Ahmadinejad vs. Israel, Palestine –
The International Atomic Agency has reported that sanctions have failed to slow Iran’s nuclear program. In fact, the program is speeding up, and Iran is producing nuclear weapons in a location invulnerable to Israeli attack.
This is not much of a surprise. Former President Ali Akhbar Rafsanjani, in the annual Al-Quds (Jerusalem) sermon given on December 14, 2001, said that if one day the world of Islam comes to possess nuclear weapons, Israel could be destroyed. Rafsanjani said that the use of a nuclear bomb against Israel would leave nothing standing, but that retaliation, no matter how severe, would merely do damage to the world of Islam (reported by MEMRI Special Dispatch Series No. 325).
Sanctions, shmanctions, say Iran’s leaders. Ahmadinejad, time and again, has spoken of wiping Israel off the map. If moderate Rafsanjani was not afraid of retaliation, no matter how severe, extremist Ahmadinejad certainly has no fears. Would he sacrifice the lives of tens of millions of Iranians in order to destroy Israel and all its people—Jews, Muslims, Christians, Druse, Bahai and African animist? Of course he would. Could Iran gain anything by this action? Of course not. “Virtue”—dying in a jihad while killing Jews—takes precedence over practicality.
Persia has an extremely long history of friendship with Jews. The Book of Ezra 6:14 tells us that, “according to the decree of Cyrus, and Darius, and Artaxerxes, king of Persia” the Jews were permitted and enabled to return to Jerusalem and rebuild their Temple.
Jews in Iran prospered during the days of Shah Reza Pahlavi, and Israel had good trade and diplomatic relations with Iran. When Khomeini came to power in 1979, things changed. Israel became the “little Satan.” The Islamists said that they had to oppose Israel and support the Palestinians. This was odd. Iranians have never had good relationships with the Arab world. Most Palestinians are Sunnis, and Iran is a Shia state.
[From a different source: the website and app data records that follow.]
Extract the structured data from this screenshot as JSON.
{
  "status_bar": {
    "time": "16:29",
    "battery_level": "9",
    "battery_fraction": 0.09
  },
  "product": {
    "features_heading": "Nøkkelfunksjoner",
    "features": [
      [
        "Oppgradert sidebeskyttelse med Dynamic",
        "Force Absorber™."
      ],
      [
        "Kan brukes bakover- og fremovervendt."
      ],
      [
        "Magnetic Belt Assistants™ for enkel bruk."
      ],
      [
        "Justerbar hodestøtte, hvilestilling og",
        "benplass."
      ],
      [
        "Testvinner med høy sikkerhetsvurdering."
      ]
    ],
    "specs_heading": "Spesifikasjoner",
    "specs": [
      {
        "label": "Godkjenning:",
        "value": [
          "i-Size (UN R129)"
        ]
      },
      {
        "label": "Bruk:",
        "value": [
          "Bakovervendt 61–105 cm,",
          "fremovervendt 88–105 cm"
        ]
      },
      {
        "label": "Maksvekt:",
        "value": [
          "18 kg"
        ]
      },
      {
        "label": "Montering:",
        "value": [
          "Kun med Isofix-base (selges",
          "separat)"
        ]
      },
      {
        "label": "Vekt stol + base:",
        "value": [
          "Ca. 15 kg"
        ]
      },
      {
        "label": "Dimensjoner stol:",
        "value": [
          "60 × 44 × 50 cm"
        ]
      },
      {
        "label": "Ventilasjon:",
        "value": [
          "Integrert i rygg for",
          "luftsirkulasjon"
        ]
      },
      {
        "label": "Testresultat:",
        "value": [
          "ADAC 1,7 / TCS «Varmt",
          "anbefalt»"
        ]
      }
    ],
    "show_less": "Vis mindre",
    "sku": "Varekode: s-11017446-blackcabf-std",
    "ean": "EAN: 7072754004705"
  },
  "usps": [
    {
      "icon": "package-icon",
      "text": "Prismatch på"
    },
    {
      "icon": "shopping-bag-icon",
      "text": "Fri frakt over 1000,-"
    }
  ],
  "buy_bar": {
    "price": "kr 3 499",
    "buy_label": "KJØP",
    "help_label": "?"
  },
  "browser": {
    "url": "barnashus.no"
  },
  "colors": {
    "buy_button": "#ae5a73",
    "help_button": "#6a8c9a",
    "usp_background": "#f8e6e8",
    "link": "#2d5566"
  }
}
Iran didn’t become anti-Israel in order to help the Palestinians; instead, Iran became nominally pro-Palestinian in order to oppose Israel.
If—God forbid—Iran succeeds in destroying Israel, that will be the end of any talk of Palestinian independence, not only in Iran but all over the world. Nowadays, people speak of the plight of the Palestinians. That plight would turn into a catastrophe if there were no Israel. The neighboring Arab states would divide up the territory. They would persecute the Palestinians as they always have, by denying them citizenship, exploiting them, letting them live for decades in refugee camps. During the course of an atomic war, Jerusalem might get hit by a nuclear bomb, which would destroy the Dome of the Rock and al-Aqsa Mosque forever. Iran wouldn’t care. They would accept it as the price for the virtuous act of eliminating Israel from the face of the earth.
The country that would suffer most of all, of course, would be Iran. An atomic war could easily kill tens of millions of Iranians. Ahmadinejad is willing to take the risk.
Let us think of Hitler. The world’s atomic scientists lived in Germany (Einstein), Hungary (Teller and Szilard), and Italy (Fermi). Fermi was not a Jew, but since he was married to a Jew, he was Jewish under the Nuremberg Laws. Hitler at first didn’t know that he needed atomic weapons, but eventually he learned. Did he try to use Jewish scientists? Of course not. “Virtue” came first. When Soviet forces were advancing, Hitler needed railroads to supply or evacuate his soldiers. “Virtue” came first, however, and the trains were used to rush some of the remaining Jews in Budapest to Auschwitz.
The most evil acts in history were never committed for practical reasons. They were always irrational, done for “virtue.” The most dangerous enemies are those that have no rational goals.
This article appeared in The Algemeiner on September 2, 2012